Throughout these papers there were echoes of Roszak’s opposition to the technocracy and to a society that measured value only in monetary terms. The importance of individual experience, in a specific place, time, and psychological situation, as opposed to being a mere component in an overarching technocratic political system, was for me a strong theme that emerged from a conference described by Cecile Whiting as one of the best she had attended. The papers showed how art can engage with and be engaged by the political, as in the work of Haacke, Kaprow, Schneeman, Darling and others, but also how ostensibly ‘unpolitical’ or ‘apolitical’ figures such as Lichtenstein and Ruzicka are inevitably enmeshed in the politics of patronage, commerce and class.

About the Author

Frances Follin is an editor and writer based in London. She holds BSc, BA and PhD degrees from the University of London, her PhD being on the early, ÔOp artÕ , work of Bridget Riley, published by Thames and Hudson as Embodied Visions: Bridget Riley, Op Art and the Sixties.
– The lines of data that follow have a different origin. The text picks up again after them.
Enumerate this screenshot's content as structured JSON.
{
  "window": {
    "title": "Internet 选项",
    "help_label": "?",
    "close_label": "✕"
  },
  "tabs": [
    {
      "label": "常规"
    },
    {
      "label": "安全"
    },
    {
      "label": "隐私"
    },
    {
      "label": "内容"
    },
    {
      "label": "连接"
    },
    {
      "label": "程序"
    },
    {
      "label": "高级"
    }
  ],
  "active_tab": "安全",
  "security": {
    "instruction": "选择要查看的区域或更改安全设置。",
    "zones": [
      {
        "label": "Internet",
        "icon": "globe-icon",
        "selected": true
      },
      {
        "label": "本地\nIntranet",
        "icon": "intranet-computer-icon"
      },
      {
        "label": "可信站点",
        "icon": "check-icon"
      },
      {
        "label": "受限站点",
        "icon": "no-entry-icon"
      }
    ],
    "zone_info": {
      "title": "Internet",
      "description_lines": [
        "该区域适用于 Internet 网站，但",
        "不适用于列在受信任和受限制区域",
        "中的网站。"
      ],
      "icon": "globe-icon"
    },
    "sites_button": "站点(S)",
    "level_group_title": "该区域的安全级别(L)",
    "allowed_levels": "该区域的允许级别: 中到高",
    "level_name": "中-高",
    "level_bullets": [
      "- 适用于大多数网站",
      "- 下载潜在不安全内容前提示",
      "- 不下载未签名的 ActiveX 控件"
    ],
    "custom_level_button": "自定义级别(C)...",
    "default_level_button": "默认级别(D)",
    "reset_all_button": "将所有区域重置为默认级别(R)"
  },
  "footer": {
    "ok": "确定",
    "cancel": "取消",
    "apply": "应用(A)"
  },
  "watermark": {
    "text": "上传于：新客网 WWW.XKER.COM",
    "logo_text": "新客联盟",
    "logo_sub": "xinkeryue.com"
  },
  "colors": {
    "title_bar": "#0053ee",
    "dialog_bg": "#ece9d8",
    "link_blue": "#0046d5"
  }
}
Most recently, Frances has written a short essay on American artist Sue Fuller, due to be published online this year by Tate as part of its ÔIn FocusÕ project on the artist, funded by the Terra Foundation. She also recently co-curated the exhibition ÔSeurat to Riley: The art of perceptionÕ at Compton Verney (8 July Ð 1 October 2017).